AVAILABLE RECORDS:
Segment Open

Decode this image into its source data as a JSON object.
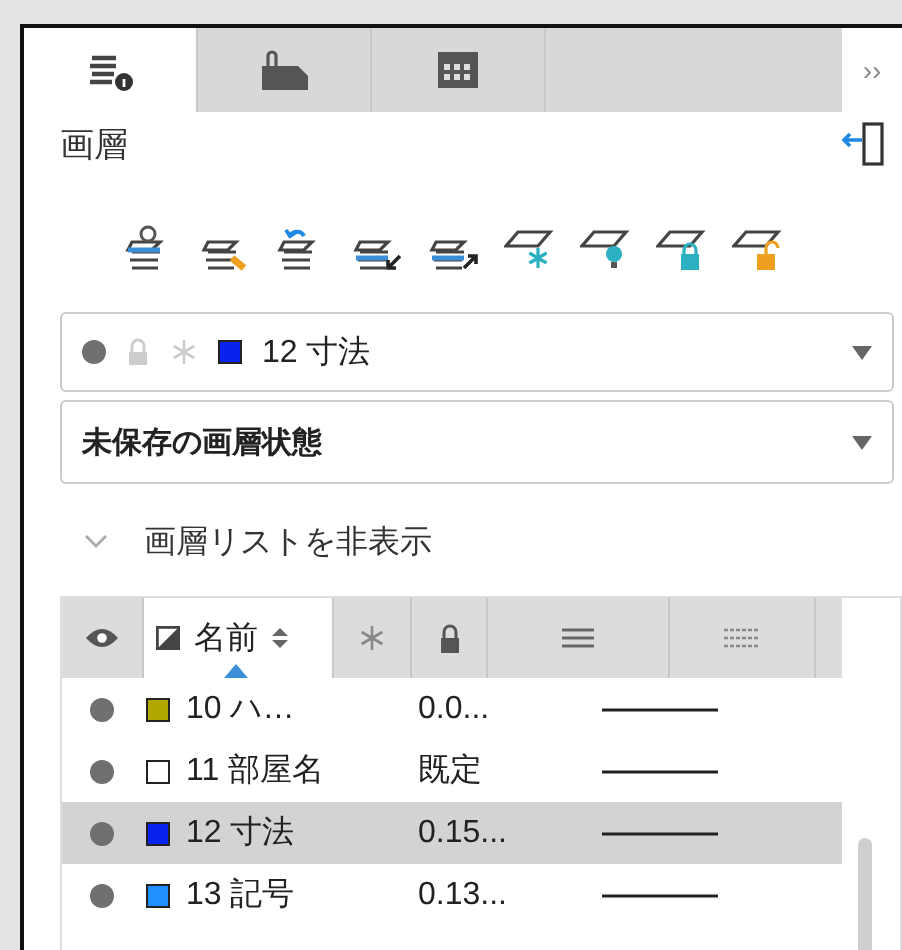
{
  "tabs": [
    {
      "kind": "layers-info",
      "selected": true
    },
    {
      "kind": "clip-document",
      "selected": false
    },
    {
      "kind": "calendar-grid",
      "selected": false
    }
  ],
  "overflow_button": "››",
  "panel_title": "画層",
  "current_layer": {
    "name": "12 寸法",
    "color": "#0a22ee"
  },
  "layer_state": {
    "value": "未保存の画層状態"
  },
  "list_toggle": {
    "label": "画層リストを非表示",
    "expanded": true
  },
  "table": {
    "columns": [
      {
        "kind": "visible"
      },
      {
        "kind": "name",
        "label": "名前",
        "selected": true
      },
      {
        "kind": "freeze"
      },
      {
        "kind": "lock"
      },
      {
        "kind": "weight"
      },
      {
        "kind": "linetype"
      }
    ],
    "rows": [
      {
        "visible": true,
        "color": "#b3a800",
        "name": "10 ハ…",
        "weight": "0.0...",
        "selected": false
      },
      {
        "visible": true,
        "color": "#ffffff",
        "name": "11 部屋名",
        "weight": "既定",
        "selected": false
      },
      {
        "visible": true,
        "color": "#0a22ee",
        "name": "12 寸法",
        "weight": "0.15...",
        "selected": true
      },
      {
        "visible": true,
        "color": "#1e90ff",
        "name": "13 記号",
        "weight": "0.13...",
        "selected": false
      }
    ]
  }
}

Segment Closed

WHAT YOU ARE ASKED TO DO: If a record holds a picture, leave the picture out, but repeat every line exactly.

RESPONSE TO THIS TASK:
Decode this image into its source data as a JSON object.
{
  "tabs": [
    {
      "kind": "layers-info",
      "selected": true
    },
    {
      "kind": "clip-document",
      "selected": false
    },
    {
      "kind": "calendar-grid",
      "selected": false
    }
  ],
  "overflow_button": "››",
  "panel_title": "画層",
  "current_layer": {
    "name": "12 寸法",
    "color": "#0a22ee"
  },
  "layer_state": {
    "value": "未保存の画層状態"
  },
  "list_toggle": {
    "label": "画層リストを非表示",
    "expanded": true
  },
  "table": {
    "columns": [
      {
        "kind": "visible"
      },
      {
        "kind": "name",
        "label": "名前",
        "selected": true
      },
      {
        "kind": "freeze"
      },
      {
        "kind": "lock"
      },
      {
        "kind": "weight"
      },
      {
        "kind": "linetype"
      }
    ],
    "rows": [
      {
        "visible": true,
        "color": "#b3a800",
        "name": "10 ハ…",
        "weight": "0.0...",
        "selected": false
      },
      {
        "visible": true,
        "color": "#ffffff",
        "name": "11 部屋名",
        "weight": "既定",
        "selected": false
      },
      {
        "visible": true,
        "color": "#0a22ee",
        "name": "12 寸法",
        "weight": "0.15...",
        "selected": true
      },
      {
        "visible": true,
        "color": "#1e90ff",
        "name": "13 記号",
        "weight": "0.13...",
        "selected": false
      }
    ]
  }
}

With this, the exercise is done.